Ethiopian airline defends its pilots' training standards
ADDIS ABABA, Ethiopia (AP) — Ethiopian Airlines said Thursday that its pilots went through all the extra training required by Boeing and the U.S. aviation regulators to fly the 737 Max 8 jet that crashed this month, killing all 157 people on board.
CEO Tewolde Gebremariam said that the airline's pilots completed the training meant to help them shift from an older model to the newer 737 Max 8.
He said in a statement the pilots were also made aware of an emergency directive issued by the U.S. regulator, the FAA, following the crash of a Boeing 737 Max 8 owned by Indonesia's Lion Air in October.

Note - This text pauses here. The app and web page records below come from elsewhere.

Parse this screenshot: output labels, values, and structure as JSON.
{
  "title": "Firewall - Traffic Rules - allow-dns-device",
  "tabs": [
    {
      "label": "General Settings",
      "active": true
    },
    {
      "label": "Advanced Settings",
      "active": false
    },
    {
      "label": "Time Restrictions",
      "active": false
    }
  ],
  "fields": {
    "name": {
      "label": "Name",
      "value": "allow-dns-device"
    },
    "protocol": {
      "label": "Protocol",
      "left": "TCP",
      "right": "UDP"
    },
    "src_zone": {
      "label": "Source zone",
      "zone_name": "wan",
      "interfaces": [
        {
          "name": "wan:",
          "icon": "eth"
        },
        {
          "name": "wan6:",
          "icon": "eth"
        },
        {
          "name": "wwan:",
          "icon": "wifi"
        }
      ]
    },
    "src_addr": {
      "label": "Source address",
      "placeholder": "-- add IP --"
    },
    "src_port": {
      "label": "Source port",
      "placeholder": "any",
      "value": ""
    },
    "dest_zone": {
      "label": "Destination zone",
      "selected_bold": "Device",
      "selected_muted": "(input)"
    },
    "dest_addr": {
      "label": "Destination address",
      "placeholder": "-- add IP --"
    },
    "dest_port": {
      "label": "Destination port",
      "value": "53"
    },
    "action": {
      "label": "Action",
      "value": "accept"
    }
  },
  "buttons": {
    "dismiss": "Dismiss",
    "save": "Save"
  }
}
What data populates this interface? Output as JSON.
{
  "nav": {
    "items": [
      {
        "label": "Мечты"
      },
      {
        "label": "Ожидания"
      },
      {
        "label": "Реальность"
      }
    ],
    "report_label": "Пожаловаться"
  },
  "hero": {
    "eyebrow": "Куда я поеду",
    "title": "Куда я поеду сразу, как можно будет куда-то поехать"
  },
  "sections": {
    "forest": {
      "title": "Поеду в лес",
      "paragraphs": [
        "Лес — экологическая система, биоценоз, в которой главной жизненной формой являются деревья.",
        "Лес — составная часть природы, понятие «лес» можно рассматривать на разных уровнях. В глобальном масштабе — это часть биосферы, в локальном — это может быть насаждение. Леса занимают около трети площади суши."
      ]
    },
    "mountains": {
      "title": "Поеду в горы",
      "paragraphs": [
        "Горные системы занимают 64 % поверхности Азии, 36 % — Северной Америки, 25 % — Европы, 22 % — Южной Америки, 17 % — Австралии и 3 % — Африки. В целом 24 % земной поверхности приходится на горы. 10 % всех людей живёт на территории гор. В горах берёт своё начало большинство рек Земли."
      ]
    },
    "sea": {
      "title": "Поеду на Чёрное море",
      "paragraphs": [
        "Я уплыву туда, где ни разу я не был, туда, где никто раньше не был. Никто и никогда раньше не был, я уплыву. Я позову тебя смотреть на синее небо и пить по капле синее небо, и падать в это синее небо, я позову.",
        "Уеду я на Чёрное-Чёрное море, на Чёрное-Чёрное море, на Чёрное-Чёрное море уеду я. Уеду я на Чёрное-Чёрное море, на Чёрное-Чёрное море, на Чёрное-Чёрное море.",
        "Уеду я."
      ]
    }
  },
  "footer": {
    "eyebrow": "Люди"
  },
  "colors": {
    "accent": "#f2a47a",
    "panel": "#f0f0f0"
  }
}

As investigators look into the crashes, attention has turned to a new software in the jets that can push their nose down in some circumstances, for example when the sensors suggest the plane may be stalling.
The U.S. Federal Aviation Administration has said satellite-based tracking data showed that the movements of Ethiopian Airlines Flight 302 were similar to those of Lion Air Flight 610, which killed 189 people.
The New York Times reported that the pilots of the Ethiopian plane never trained in a simulator for the plane. Gebremariam said that the 737 Max simulator is not designed to simulate problems in the new jet software. He declined, however, to say whether the pilots had trained on the simulator.
The Ethiopian Airlines jetliner, on a regularly scheduled flight from Ethiopia to neighboring Kenya, carried people from 35 countries when it crashed on March 10 shortly after takeoff from the capital Addis Ababa.
The Boeing Max planes have since been grounded around the world as authorities try to identify the problem and Boeing issues an update to its aviation software.
Meanwhile, the families of Kenyan victims of the Ethiopian plane crash are asking their government for legal assistance in pursuing compensation.
In an emotional gathering Thursday in the Kenyan capital of Nairobi, the victims' relatives asked for lawyers to help them pursue their case.
"If we are left alone, clearly we can't move," said Merciline Ndegwa, one of the relatives seeking compensation. "It's been a difficult time reaching out to the airline and even Ethiopia's government. So, as we move forward, it is our wish to have help from the government in that front."
Another, Erick Mwangi, spoke of what could be an "expensive and tedious" legal battle.
Macharia Kamau, principal secretary of Kenya's Ministry of Foreign Affairs, advised the families to "come together as a group" as the country's attorney general takes up the matter.
The government will assist in obtaining death certificates for the victims, he said.
Officials have delivered bags of scorched earth from the crash site to family members of the victims because of the problems with identifying the remains.
Thirty-two Kenyans were among the 157 victims of the plane crash. No nation lost more.